Cool temperatures continue and two good rains provided moisture this week. Color is being added daily to the long lasting bloom of previous weeks by new flowers and developing buds. The early mulch we put on this year has done a great job of suppressing weeds and thereby increased the joy of gardening. With some warm weather coming we can look forward to planting the warm weather annuals.
One of my greatest joys this week was the flowering of my foxglove “Foxy”. I started the plants from seed last summer but didn’t get around to planting them in the garden until late August. They were too immature to bloom last year but over wintered well and this week the first one produced a spike laden with pink blossoms.

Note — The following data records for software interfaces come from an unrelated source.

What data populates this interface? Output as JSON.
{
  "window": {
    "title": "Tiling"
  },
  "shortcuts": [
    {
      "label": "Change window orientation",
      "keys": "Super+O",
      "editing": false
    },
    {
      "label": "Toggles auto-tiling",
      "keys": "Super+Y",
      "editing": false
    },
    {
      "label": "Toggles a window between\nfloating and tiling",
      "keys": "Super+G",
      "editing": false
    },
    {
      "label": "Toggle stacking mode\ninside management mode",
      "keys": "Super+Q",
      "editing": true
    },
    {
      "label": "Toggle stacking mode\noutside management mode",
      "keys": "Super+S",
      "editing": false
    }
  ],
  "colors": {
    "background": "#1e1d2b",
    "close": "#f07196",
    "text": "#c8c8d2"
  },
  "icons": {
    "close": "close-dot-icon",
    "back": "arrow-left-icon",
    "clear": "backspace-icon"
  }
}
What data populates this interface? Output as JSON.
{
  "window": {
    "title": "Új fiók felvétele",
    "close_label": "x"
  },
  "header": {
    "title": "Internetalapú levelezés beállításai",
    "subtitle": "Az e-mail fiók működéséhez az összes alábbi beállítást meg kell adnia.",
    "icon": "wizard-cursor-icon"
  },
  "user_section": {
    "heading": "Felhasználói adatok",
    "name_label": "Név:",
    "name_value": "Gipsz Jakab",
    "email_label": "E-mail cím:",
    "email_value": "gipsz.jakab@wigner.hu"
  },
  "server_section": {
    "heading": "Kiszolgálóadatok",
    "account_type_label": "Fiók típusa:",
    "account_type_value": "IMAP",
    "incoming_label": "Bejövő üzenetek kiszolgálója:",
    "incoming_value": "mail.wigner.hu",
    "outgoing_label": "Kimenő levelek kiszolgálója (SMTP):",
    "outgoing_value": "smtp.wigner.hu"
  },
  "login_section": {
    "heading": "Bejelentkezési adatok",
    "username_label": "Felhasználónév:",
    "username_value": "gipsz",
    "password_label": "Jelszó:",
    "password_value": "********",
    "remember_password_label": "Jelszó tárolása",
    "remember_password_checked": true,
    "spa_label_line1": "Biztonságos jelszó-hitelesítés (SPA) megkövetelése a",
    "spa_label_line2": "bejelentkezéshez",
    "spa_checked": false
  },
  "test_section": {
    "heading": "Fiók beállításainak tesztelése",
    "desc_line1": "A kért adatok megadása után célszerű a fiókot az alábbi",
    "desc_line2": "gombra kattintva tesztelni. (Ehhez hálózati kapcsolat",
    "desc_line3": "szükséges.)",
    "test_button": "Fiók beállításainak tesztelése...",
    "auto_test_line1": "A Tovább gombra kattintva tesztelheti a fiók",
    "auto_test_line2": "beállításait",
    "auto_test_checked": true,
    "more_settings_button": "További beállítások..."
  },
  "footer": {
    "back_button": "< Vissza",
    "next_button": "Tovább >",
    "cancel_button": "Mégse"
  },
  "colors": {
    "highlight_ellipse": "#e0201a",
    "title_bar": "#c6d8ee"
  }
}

My second greatest joy is the rose ‘Aunt Ruth’. This is the first rose to bloom this year on the huge frame built by the head gardener three years ago. We have planted several different roses in the past few years and none have done well but this year could be different and we hope that “Aunt Ruth’s’ success is a harbinger of good things to come.
Lady Banks rose gets more lush every day. It has been blooming for three weeks.
The rose ‘Sombreuil’ climbs on the wall next to ‘Lady Banks’ with its heavenly fragrance.
This mannerly climber has large, flat, and quartered flowers with a tea fragrance.
Many other trees and shrubs are looking good too. The flowers of snowball viburnum have turned from green to white .
The flowers are so large and heavy they are weighing down the bush.
Another viburnum with gray-green leaves shows off its floral display.
The flowers of this viburnum are very different from the snowball variety and stand upright on the stems.
The weeping elm has put on its coat of leaves. I like this tree with or without leaves; the winged, weeping branches are attractive all winter.
The ‘Miss Kim’ lilacs are looking good. These lilacs are related to ommon lilacs (Syringa vulgaris) but are a different species (Syringa pubescens subsp. Patula) and are slow growing and shorter.
The flower trusses are smaller and less fragrant but the plants grow well in the South where common lilac may not be chilled enough to bloom well.
You may think pine trees look the same all year but a close look at this Japanese white pine may change your mind. Some branchs bear clusters of small pollen cones.
Other branches bear large seed cones that will become woody pine cones that will persist for several years.
Remember all those holly flowers in my garden a few weeks ago? They are now green berries and on their way to becoming red. Looks like a great crop for this fall.
My white scotch broom ‘moonlight’ continues to bloom well and is joined by the orange flowered broom ‘Pomona’.
The luscious shades of orange of these flowers provide a big impact in the hot border of the formal garden.
The Blue False Indigo, Baptisia qustralis, that opened last week was joined by the yellow flowered one, B. tinctoria.
The flowers of both are pea like, much like those of the scotch broom.
The amsonia is just beginning. This is a triple season plant with pale blue flowers in spring, lacey green foliage in summer, and golden yellow in fall.
The Dianthus ‘Fire Witch’ is now joined by the Dianthus ‘Brilliant’ with its more spreading habit but less bloom time. It will bloom again in the fall.
The verbena ‘Homestead Purple’ is taking hold and one plant has produced a flower. I grow verbena every year but find that it does not reliably come back. Last year I took cuttings, over wintered them, and planted them in early spring. This is my result so far.
The iris garden continues to add new flowers. This week the twice-blooming ‘Total Recall’ burst forth.
This white clump of Siberian iris stole the show.
The white falls are accented with a buttery yellow-gold beard.
The lily of the valley has finally presented it self in full flower, just in time for May Day.
The cut leaf Japanes maple makes a nice backdrop for the lily of the valley.
The leaves are highly dissected and a lovely shade of light green.
The first peony, ‘Do Tell’, has bloomed. It is one of my newest additions; I planted six roots of ‘Do Tell’ last fall as a backdrop for some of the new irises. They have all come up and have produced buds (and the one flower) considerably earlier the older peonies near by.
The American wisteria is covered with flowers.
The flower clusters are chuncky and not nearly as pendulous as the Asian kinds but the vine will rebloom.
The white azaleas are done and have dropped their flowers onto the hostas that are coming up around them.
The hosta ‘Francis Williams’ is beginning to unfurl its giant leaves of m any shades of green.
Our chives have returned and give the first color to the herb garden right outside the kitchen door.